Page and application data records:
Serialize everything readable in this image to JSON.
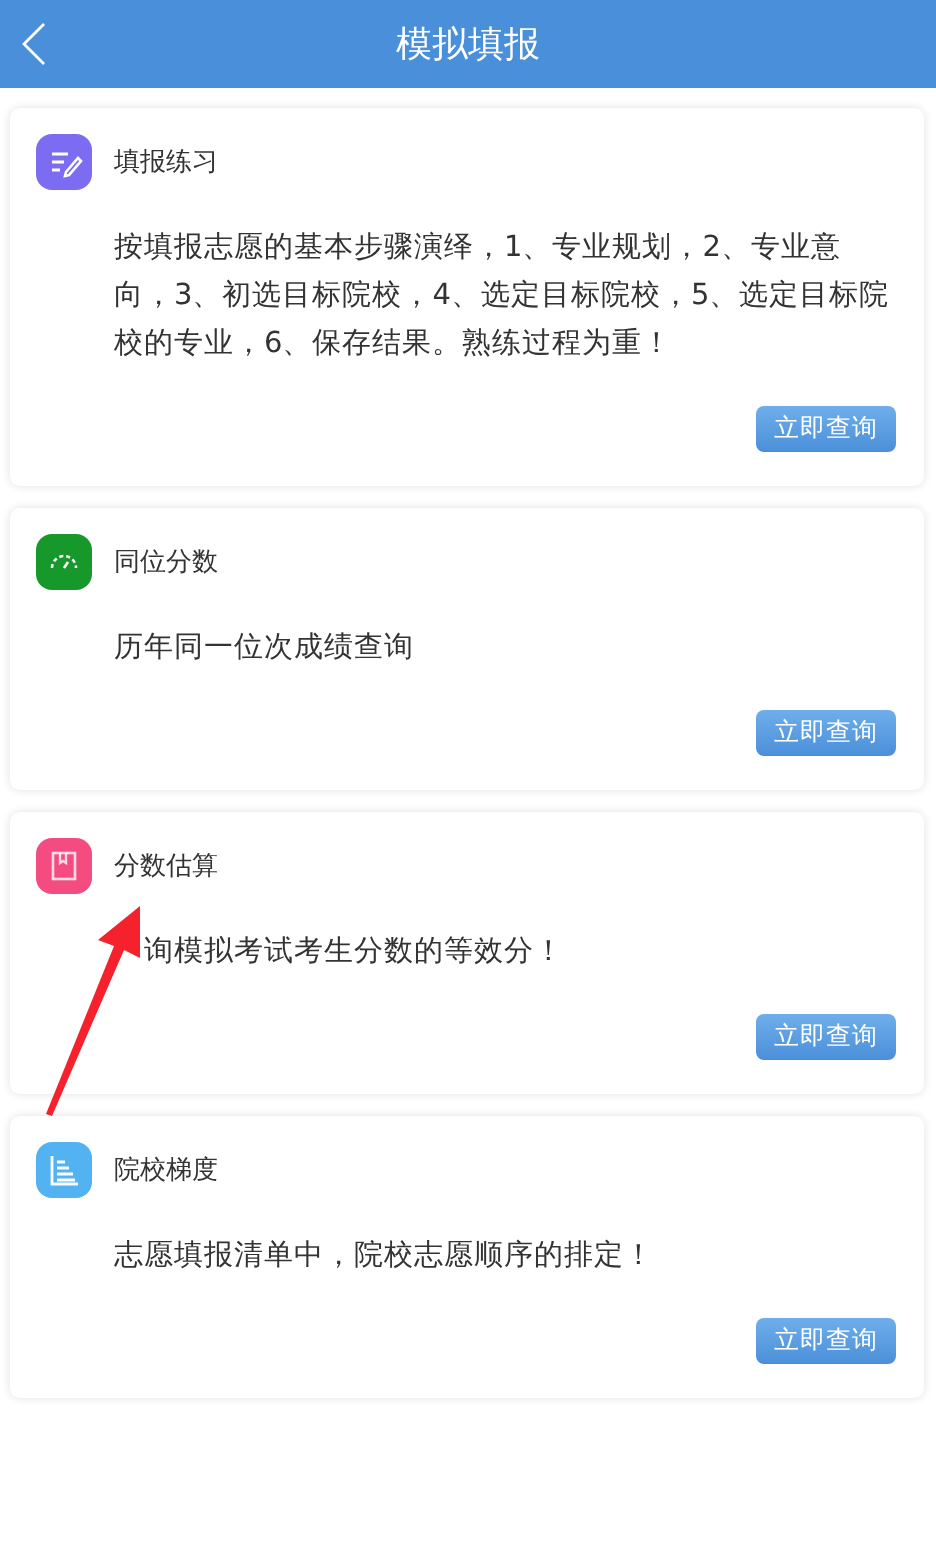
{
  "header": {
    "title": "模拟填报"
  },
  "cards": [
    {
      "kind": "edit",
      "color": "#7b6cf2",
      "title": "填报练习",
      "description": "按填报志愿的基本步骤演绎，1、专业规划，2、专业意向，3、初选目标院校，4、选定目标院校，5、选定目标院校的专业，6、保存结果。熟练过程为重！",
      "button": "立即查询"
    },
    {
      "kind": "gauge",
      "color": "#16982b",
      "title": "同位分数",
      "description": "历年同一位次成绩查询",
      "button": "立即查询"
    },
    {
      "kind": "book",
      "color": "#f44b80",
      "title": "分数估算",
      "description": "询模拟考试考生分数的等效分！",
      "covered": true,
      "button": "立即查询"
    },
    {
      "kind": "bars",
      "color": "#52b2f2",
      "title": "院校梯度",
      "description": "志愿填报清单中，院校志愿顺序的排定！",
      "button": "立即查询"
    }
  ]
}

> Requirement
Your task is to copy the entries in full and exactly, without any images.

> Result of the exercise
Serialize everything readable in this image to JSON.
{
  "header": {
    "title": "模拟填报"
  },
  "cards": [
    {
      "kind": "edit",
      "color": "#7b6cf2",
      "title": "填报练习",
      "description": "按填报志愿的基本步骤演绎，1、专业规划，2、专业意向，3、初选目标院校，4、选定目标院校，5、选定目标院校的专业，6、保存结果。熟练过程为重！",
      "button": "立即查询"
    },
    {
      "kind": "gauge",
      "color": "#16982b",
      "title": "同位分数",
      "description": "历年同一位次成绩查询",
      "button": "立即查询"
    },
    {
      "kind": "book",
      "color": "#f44b80",
      "title": "分数估算",
      "description": "询模拟考试考生分数的等效分！",
      "covered": true,
      "button": "立即查询"
    },
    {
      "kind": "bars",
      "color": "#52b2f2",
      "title": "院校梯度",
      "description": "志愿填报清单中，院校志愿顺序的排定！",
      "button": "立即查询"
    }
  ]
}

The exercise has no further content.